• _WHAT THIS TASK INVOLVES_: Lines holding the string "icon": copy each one from the listing below.

• _ENTRIES SUPPLIED_:
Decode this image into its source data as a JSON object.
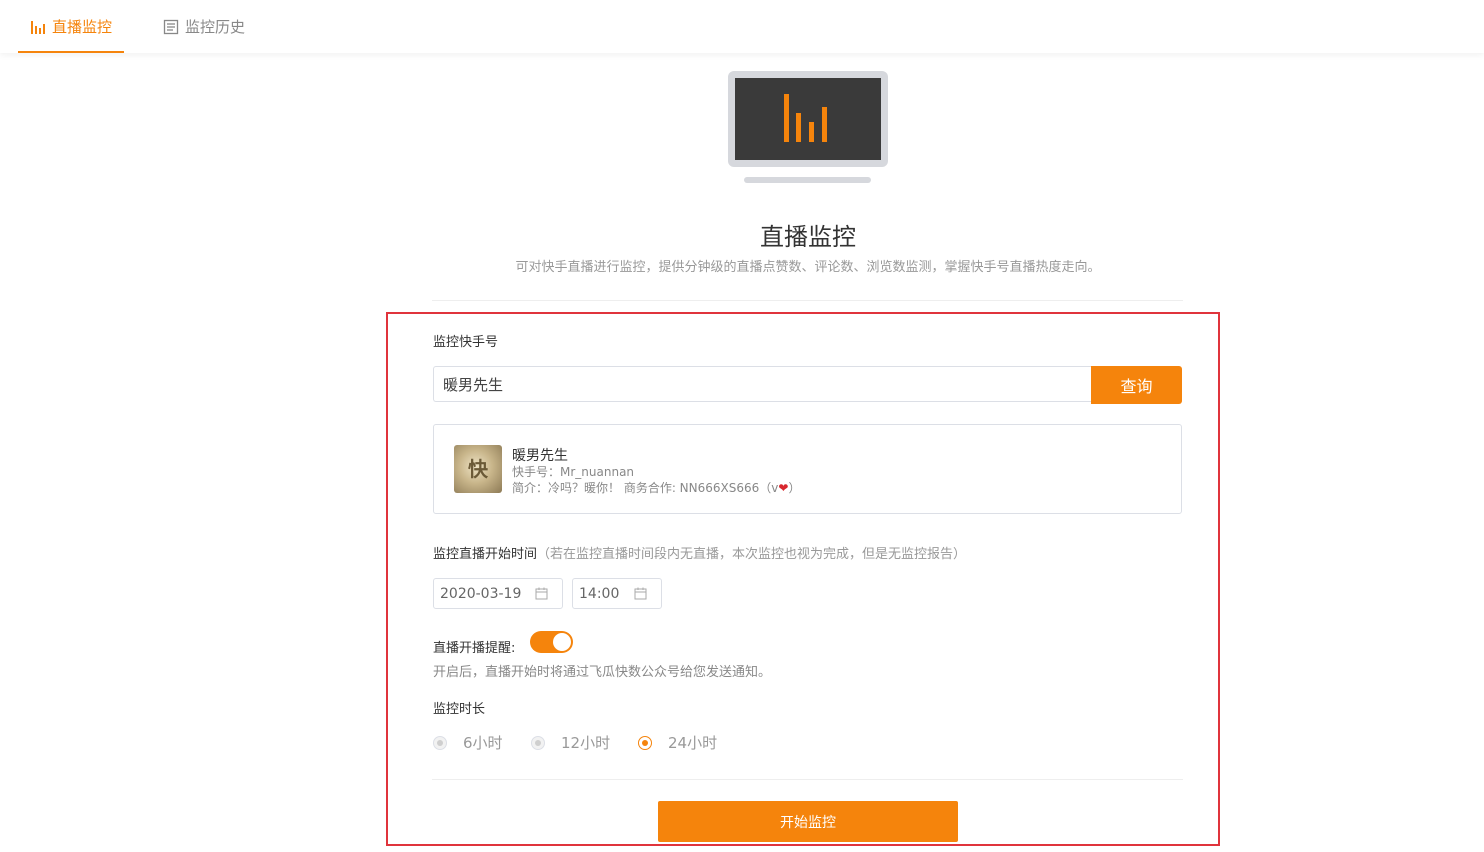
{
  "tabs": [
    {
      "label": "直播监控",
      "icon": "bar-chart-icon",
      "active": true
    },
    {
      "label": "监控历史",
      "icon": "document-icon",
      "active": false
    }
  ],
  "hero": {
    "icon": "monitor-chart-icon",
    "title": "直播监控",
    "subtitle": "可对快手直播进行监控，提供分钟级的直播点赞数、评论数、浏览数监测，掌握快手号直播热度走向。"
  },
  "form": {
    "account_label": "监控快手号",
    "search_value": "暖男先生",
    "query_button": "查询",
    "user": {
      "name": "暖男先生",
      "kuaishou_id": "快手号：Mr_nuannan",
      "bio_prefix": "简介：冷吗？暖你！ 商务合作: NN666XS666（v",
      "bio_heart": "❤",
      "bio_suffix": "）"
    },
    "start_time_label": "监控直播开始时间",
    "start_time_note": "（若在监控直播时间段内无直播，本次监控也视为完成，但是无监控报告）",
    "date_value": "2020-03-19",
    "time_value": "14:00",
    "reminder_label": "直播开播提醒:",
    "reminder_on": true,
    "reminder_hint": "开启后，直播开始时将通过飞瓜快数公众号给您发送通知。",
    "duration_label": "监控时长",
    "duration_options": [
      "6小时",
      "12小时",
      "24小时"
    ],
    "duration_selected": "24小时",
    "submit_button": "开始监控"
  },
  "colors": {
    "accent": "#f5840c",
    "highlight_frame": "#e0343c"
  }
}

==

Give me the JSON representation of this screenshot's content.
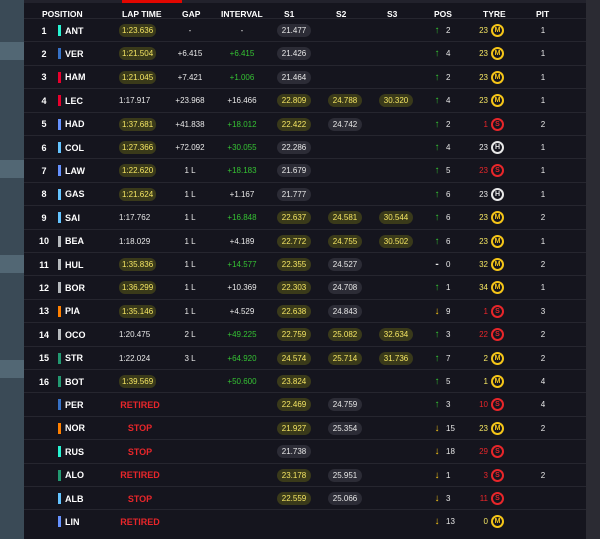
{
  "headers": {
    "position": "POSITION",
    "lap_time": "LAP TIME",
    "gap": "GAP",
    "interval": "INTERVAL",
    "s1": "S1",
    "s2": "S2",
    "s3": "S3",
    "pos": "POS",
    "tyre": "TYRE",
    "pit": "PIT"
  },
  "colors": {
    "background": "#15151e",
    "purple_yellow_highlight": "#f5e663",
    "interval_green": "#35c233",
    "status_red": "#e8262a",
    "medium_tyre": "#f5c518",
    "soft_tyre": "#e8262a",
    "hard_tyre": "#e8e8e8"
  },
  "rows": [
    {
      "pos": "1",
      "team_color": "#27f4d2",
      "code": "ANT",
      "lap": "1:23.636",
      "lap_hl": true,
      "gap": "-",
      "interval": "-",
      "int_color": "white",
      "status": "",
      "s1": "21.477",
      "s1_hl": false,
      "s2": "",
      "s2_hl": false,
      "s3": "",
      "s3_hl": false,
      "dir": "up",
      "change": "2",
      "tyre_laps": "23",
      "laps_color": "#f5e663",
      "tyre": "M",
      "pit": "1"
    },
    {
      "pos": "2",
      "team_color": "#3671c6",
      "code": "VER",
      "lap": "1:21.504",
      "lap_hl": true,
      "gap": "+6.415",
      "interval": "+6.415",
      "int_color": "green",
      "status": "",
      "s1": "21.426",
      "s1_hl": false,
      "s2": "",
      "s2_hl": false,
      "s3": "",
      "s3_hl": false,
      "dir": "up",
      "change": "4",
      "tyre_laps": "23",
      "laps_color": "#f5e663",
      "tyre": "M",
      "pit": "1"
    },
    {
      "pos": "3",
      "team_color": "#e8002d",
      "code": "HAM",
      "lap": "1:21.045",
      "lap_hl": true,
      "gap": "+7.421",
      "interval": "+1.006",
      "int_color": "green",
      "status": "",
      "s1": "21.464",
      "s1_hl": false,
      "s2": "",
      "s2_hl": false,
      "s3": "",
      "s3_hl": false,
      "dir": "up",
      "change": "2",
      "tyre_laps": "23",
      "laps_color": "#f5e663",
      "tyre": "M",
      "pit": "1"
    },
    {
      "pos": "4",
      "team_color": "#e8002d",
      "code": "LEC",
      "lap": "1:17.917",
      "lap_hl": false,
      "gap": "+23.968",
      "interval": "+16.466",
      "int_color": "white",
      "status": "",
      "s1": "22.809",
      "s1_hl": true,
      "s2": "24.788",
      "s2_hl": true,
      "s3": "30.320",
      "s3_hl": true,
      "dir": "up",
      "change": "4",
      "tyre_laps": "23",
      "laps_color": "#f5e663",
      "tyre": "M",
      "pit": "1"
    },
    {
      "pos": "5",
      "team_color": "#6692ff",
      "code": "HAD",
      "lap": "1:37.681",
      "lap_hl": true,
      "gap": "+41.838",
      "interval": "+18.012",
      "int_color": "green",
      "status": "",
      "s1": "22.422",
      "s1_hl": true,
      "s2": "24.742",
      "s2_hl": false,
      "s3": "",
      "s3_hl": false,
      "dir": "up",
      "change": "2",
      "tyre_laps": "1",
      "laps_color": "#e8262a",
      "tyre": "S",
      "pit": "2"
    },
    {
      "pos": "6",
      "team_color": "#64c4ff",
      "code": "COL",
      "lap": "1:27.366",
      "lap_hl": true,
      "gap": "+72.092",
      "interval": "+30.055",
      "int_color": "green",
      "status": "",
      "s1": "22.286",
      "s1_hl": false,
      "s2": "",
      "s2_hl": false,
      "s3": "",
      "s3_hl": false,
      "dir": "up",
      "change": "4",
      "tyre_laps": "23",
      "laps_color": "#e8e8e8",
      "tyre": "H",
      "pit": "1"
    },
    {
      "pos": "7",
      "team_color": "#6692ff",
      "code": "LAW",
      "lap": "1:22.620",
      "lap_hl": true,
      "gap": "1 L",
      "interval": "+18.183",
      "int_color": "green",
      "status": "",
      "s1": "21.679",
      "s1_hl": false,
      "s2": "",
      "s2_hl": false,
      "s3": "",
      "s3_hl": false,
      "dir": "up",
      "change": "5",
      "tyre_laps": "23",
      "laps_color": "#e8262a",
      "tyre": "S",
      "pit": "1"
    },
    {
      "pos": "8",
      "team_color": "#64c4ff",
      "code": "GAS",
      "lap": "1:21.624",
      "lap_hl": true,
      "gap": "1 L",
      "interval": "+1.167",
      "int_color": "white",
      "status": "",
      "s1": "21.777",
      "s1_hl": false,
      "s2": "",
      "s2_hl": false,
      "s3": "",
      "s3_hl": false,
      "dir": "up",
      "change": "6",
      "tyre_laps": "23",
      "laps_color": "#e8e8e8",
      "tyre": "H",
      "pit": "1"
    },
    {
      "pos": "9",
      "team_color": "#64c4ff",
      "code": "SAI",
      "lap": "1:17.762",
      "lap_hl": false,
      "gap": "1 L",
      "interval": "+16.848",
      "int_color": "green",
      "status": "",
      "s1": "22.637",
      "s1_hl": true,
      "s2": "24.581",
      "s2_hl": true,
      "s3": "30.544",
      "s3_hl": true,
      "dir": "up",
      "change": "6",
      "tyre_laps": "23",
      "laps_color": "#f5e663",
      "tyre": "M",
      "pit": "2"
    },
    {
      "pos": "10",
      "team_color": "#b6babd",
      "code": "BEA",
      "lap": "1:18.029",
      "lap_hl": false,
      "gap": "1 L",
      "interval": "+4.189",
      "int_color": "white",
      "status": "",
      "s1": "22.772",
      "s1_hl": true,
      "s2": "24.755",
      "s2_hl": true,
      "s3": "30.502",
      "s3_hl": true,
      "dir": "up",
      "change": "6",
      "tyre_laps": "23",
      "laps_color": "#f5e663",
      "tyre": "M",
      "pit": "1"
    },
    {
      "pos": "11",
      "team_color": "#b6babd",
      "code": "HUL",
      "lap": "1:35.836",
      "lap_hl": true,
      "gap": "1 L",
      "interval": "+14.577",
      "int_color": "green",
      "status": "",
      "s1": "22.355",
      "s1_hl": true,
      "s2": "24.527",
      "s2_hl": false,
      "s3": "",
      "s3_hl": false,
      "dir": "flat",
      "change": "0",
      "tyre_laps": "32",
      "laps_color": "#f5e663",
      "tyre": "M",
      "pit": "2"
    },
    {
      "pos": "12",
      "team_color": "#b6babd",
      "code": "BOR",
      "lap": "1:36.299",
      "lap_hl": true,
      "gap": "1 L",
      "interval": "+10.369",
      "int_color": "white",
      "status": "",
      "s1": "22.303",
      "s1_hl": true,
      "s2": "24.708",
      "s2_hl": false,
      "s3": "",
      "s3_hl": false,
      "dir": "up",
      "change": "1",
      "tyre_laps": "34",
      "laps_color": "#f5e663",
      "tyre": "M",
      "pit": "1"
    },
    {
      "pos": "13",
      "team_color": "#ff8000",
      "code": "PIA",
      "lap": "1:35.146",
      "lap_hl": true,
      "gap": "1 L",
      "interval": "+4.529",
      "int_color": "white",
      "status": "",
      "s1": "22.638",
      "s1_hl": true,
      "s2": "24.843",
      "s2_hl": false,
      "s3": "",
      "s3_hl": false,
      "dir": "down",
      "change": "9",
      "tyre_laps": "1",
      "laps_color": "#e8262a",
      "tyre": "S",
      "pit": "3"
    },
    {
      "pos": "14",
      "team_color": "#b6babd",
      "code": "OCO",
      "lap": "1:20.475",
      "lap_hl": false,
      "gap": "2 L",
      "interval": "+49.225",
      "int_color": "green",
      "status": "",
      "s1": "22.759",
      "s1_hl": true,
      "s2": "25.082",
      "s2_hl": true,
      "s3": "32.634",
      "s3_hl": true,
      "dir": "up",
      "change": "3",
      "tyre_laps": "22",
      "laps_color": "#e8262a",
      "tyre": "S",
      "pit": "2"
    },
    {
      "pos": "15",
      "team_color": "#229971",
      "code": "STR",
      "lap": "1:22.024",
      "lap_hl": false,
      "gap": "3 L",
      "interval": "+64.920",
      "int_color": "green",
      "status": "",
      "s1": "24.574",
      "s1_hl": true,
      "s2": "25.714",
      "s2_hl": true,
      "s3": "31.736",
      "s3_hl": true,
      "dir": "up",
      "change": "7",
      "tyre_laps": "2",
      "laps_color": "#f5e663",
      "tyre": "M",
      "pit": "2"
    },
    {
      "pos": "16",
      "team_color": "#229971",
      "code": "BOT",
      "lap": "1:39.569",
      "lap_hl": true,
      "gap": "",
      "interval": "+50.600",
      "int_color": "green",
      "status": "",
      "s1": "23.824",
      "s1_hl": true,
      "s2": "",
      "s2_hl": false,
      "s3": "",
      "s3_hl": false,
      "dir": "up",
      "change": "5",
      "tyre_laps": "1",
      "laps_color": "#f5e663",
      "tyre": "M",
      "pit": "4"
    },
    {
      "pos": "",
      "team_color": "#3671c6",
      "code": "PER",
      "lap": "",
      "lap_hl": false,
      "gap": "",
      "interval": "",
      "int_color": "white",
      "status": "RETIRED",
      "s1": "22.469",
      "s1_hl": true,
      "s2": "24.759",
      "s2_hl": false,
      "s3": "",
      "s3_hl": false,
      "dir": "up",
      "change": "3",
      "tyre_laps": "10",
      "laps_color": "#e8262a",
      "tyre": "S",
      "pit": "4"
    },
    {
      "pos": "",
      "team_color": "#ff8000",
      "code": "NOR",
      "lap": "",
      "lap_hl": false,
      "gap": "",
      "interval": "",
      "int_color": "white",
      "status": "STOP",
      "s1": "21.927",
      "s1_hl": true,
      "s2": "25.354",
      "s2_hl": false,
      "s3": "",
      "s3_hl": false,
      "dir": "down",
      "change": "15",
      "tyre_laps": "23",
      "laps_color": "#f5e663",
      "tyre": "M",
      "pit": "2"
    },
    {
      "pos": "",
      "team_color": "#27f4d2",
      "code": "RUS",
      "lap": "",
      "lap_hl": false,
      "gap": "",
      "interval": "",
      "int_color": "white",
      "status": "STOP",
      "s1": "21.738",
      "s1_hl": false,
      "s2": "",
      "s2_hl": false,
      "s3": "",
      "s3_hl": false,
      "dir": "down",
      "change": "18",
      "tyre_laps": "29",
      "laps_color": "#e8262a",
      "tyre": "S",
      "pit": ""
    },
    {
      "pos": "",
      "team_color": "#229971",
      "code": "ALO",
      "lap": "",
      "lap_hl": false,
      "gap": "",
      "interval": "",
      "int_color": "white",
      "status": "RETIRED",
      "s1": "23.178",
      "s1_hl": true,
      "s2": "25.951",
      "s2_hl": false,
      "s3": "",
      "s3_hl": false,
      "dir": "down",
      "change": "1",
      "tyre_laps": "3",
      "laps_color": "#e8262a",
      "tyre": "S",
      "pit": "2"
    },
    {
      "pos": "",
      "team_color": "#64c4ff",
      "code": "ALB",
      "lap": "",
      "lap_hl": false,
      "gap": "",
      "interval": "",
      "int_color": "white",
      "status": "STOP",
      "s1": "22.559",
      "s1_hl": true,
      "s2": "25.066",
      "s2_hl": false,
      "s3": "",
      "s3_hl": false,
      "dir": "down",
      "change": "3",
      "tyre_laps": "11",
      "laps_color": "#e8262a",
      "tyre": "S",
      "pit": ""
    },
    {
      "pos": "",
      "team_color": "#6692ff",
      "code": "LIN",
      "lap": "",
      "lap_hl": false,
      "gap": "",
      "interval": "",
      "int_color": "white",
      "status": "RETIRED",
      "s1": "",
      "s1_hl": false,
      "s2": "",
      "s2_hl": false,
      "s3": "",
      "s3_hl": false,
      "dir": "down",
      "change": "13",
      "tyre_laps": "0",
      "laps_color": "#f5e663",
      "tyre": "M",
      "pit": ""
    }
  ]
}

• _EXERCISE RESULT_:
      "icon": "bar-chart-icon",
      "icon": "document-icon",
    "icon": "monitor-chart-icon",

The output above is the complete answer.